A company called CA Technologies interviewed 301 in-house development managers (an odd number, yes?) from the UK, France and Germany. Of those people, more than half (56%) said that “their IT department’s reputation had been tarnished because of issues relating to ‘out-dated’ application development and testing methods.”
Here’s PCAdvisor with some of the specific details:
While 59 percent of UK respondents cited quality and time-to-market on integration testing as a major challenge, it was lower (48 percent) across all three countries. In the UK, 41 percent had issues with performance testing compared to 32 percent overall.

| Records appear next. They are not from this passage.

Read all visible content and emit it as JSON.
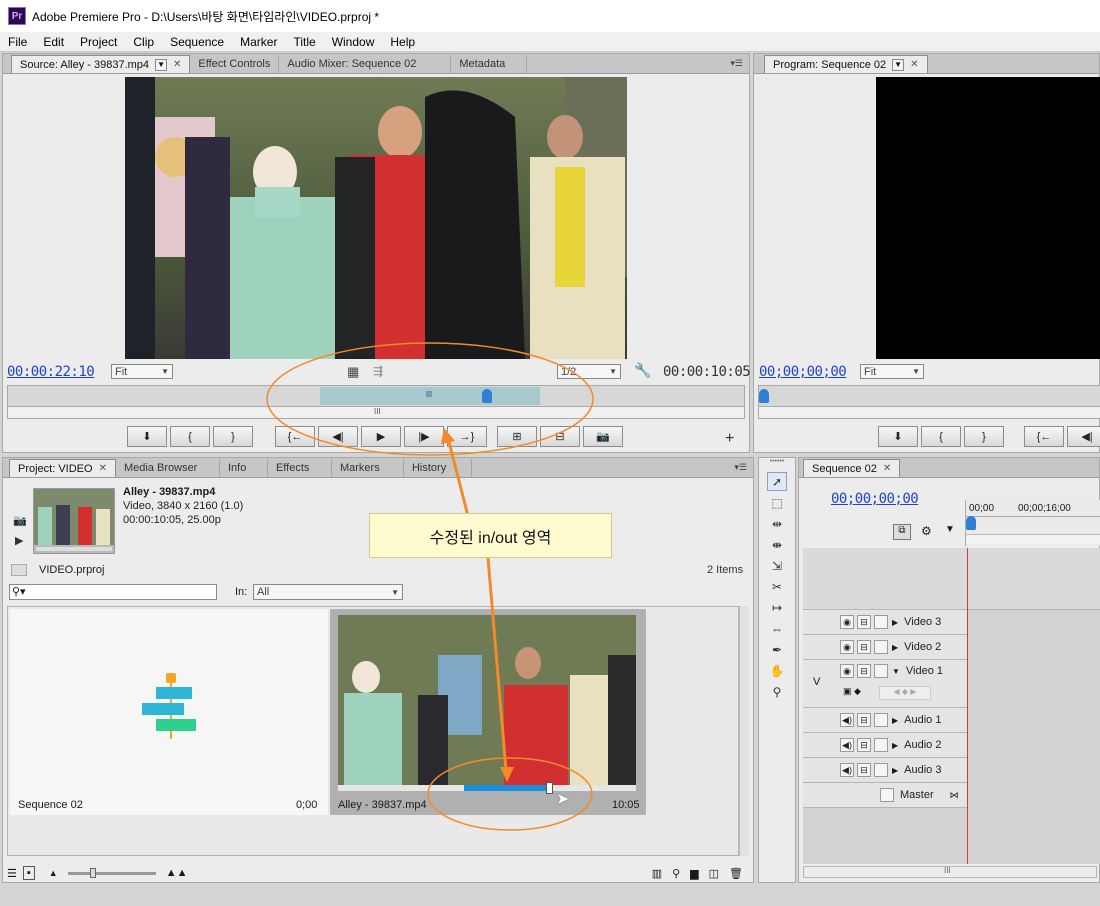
{
  "window": {
    "title": "Adobe Premiere Pro - D:\\Users\\바탕 화면\\타임라인\\VIDEO.prproj *",
    "app_icon": "Pr"
  },
  "menu": [
    "File",
    "Edit",
    "Project",
    "Clip",
    "Sequence",
    "Marker",
    "Title",
    "Window",
    "Help"
  ],
  "source_panel": {
    "tabs": [
      "Source: Alley - 39837.mp4",
      "Effect Controls",
      "Audio Mixer: Sequence 02",
      "Metadata"
    ],
    "timecode_in": "00:00:22:10",
    "fit": "Fit",
    "resolution": "1/2",
    "duration": "00:00:10:05"
  },
  "program_panel": {
    "tab": "Program: Sequence 02",
    "timecode": "00;00;00;00",
    "fit": "Fit"
  },
  "project_panel": {
    "tabs": [
      "Project: VIDEO",
      "Media Browser",
      "Info",
      "Effects",
      "Markers",
      "History"
    ],
    "clip_name": "Alley - 39837.mp4",
    "clip_info1": "Video, 3840 x 2160 (1.0)",
    "clip_info2": "00:00:10:05, 25.00p",
    "project_file": "VIDEO.prproj",
    "items_count": "2 Items",
    "in_label": "In:",
    "in_value": "All",
    "sequence_name": "Sequence 02",
    "sequence_duration": "0;00",
    "clip_thumb_name": "Alley - 39837.mp4",
    "clip_thumb_duration": "10:05"
  },
  "timeline_panel": {
    "tab": "Sequence 02",
    "timecode": "00;00;00;00",
    "ruler_start": "00;00",
    "ruler_mid": "00;00;16;00",
    "v_label": "V",
    "tracks": {
      "video3": "Video 3",
      "video2": "Video 2",
      "video1": "Video 1",
      "audio1": "Audio 1",
      "audio2": "Audio 2",
      "audio3": "Audio 3",
      "master": "Master"
    }
  },
  "annotation": {
    "text": "수정된 in/out 영역",
    "color": "#f28a2a"
  },
  "colors": {
    "timecode_blue": "#1f44c8",
    "inout_region": "#a8c8cf",
    "playhead": "#2f7fd6",
    "timeline_playhead": "#d83a3a",
    "progress_blue": "#1a8fe0"
  }
}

A prominent factor in the UK element of the research was the sheer number of releases expected to be delivered, with 41 percent of UK respondents stating they had to bring out ten or more releases a year. This compares to just 26 percent of respondents in France, the next nearest country.
Outdated application development and testing is having a major impact on UK enterprises, with 76 percent of respondents sighting loss of reputation in the market as a major concern. Furthermore, 67 percent were worried about reduced application functionality negatively impacting customer experience.
Almost half of all UK respondents (48 percent) are now already looking to move towards cloud-based development environments and 46 percent to agile development methods.
So will Agile cure what ails them? Last week, we started a good debate on the costs (and benefits) of switching to Agile. One of the more insightful comments came from Mike Koepke, who wrote:
“(With agile) we are much better able to accurately estimate and complete our work in 3-week chunks rather than 3-, 6- or 9-month segments. We still do long range release planning, but by completing deliverable code every sprint, we remain “agile” with respect to the scope of what gets delivered when we hit hard release dates. The key to making this work is having full buy-in by our product managers, who are active members of our scrum teams.”
What do you think? Are outdated testing practices to blame for missed deadlines? And is Agile the solution? Sound off in the comments section.